-- Exercise instructions --
Counting only lines below that contain the string "data", give the total as a single number.

-*-

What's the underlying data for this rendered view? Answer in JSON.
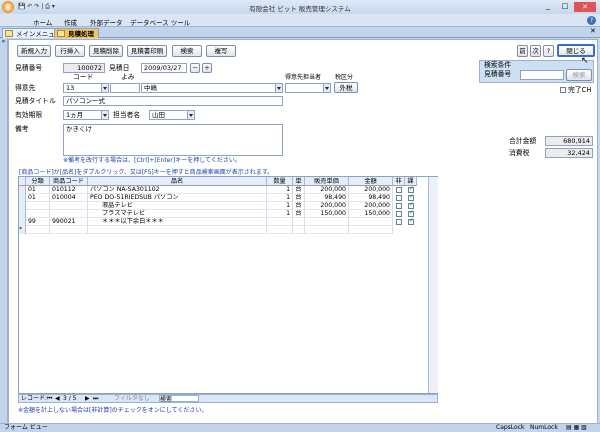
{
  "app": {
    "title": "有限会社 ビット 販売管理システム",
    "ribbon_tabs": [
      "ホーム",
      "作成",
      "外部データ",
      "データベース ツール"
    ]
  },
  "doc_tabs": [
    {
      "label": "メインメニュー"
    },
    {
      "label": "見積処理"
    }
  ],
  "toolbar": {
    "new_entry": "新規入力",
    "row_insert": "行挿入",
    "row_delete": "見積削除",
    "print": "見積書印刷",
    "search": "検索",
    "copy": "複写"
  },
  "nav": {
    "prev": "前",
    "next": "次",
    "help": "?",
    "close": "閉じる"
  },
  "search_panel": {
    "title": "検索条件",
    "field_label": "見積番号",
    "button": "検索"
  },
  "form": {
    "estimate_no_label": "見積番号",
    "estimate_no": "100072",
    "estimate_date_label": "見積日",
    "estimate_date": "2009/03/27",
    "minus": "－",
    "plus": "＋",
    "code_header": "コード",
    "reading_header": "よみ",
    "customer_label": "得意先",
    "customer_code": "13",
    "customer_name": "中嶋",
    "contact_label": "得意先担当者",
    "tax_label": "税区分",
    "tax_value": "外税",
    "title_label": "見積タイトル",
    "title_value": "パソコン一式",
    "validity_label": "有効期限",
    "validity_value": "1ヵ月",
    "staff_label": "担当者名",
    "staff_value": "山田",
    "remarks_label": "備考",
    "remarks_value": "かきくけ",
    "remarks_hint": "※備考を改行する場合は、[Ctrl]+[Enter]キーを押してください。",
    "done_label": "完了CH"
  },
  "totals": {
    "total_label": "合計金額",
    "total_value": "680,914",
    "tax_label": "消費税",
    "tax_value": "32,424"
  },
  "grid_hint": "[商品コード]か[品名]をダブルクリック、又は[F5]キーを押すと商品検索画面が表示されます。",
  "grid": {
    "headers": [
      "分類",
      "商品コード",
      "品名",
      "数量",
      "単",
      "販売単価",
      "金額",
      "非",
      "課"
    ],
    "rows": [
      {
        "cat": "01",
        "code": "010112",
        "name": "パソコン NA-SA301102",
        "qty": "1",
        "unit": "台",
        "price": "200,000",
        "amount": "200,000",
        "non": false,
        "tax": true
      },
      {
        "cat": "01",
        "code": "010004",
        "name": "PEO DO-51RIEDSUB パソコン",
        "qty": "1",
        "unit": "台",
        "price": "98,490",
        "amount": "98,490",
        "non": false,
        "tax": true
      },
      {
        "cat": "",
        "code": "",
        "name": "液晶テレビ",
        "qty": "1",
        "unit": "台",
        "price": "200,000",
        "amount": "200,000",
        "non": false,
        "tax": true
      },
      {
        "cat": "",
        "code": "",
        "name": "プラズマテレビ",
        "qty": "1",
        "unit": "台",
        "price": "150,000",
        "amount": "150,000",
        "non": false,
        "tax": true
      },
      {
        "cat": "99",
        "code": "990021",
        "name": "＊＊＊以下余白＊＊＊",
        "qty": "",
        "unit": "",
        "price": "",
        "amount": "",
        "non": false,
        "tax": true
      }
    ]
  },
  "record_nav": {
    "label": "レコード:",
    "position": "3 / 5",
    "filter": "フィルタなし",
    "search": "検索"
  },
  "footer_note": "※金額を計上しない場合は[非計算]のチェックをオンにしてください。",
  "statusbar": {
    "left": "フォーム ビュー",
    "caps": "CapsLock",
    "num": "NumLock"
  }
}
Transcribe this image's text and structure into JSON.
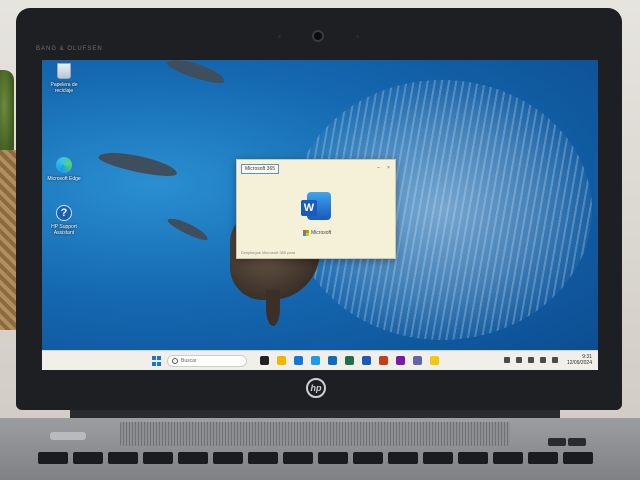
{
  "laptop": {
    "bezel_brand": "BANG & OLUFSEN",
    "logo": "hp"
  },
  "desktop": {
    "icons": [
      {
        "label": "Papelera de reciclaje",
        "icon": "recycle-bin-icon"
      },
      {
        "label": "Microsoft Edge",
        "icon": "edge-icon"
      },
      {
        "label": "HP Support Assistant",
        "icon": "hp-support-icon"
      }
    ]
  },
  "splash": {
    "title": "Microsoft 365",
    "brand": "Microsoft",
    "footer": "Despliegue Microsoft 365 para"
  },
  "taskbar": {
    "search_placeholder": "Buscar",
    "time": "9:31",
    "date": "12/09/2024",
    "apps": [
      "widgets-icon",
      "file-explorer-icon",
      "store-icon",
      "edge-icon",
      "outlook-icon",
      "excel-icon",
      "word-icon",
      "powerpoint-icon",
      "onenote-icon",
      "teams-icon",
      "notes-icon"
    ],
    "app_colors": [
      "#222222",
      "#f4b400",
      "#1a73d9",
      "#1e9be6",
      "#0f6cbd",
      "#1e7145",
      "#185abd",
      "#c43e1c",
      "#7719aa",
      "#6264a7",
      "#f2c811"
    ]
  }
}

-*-

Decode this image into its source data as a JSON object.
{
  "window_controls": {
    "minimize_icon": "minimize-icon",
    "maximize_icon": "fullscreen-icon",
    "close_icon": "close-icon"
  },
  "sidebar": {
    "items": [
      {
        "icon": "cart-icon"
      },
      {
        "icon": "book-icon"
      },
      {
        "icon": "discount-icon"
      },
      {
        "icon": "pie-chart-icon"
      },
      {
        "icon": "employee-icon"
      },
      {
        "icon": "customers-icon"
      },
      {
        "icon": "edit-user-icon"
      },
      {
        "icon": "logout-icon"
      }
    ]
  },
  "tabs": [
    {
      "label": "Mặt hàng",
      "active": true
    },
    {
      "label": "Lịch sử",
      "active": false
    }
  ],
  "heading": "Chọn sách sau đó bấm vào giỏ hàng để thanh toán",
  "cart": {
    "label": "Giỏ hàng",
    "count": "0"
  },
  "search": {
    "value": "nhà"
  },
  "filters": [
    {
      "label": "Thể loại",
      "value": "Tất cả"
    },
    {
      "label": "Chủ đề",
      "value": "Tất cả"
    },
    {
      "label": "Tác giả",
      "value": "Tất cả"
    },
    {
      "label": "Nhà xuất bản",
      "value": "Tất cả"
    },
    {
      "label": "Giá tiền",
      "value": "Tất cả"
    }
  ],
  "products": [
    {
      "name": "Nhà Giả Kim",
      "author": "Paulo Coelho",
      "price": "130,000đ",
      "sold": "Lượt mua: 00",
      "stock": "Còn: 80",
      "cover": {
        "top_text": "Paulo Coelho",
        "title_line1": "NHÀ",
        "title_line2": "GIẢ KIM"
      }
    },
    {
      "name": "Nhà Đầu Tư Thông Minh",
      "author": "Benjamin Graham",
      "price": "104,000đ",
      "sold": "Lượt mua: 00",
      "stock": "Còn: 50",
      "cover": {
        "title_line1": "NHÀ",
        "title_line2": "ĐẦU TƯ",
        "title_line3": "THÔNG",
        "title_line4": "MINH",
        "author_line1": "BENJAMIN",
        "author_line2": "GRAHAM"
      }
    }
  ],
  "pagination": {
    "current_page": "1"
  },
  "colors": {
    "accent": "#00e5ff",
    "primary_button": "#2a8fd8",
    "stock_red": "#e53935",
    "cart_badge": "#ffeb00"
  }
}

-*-

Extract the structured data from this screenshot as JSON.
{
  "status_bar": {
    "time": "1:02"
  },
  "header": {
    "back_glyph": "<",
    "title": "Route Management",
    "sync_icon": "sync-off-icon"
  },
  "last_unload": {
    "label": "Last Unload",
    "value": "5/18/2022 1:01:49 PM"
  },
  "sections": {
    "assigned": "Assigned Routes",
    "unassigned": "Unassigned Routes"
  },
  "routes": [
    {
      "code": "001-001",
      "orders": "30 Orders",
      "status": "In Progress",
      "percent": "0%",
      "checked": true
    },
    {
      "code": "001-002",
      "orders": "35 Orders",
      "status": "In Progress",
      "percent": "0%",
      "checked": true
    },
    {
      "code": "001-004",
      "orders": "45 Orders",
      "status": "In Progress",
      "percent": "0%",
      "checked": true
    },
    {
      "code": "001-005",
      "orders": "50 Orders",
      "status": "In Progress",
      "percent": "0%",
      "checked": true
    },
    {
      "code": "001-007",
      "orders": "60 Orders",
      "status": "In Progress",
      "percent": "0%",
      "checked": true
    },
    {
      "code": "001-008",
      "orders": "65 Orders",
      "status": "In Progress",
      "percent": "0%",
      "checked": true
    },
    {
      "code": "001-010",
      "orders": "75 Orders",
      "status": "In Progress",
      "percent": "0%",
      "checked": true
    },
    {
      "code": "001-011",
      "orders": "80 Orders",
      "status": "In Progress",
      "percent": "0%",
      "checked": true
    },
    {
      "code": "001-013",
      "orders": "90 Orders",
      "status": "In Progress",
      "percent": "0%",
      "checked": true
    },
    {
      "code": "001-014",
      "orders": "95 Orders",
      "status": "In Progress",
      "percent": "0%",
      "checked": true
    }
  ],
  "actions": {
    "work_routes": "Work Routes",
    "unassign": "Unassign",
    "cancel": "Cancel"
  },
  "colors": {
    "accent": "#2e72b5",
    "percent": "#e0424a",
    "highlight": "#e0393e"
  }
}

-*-

-- Result of the exercise --
3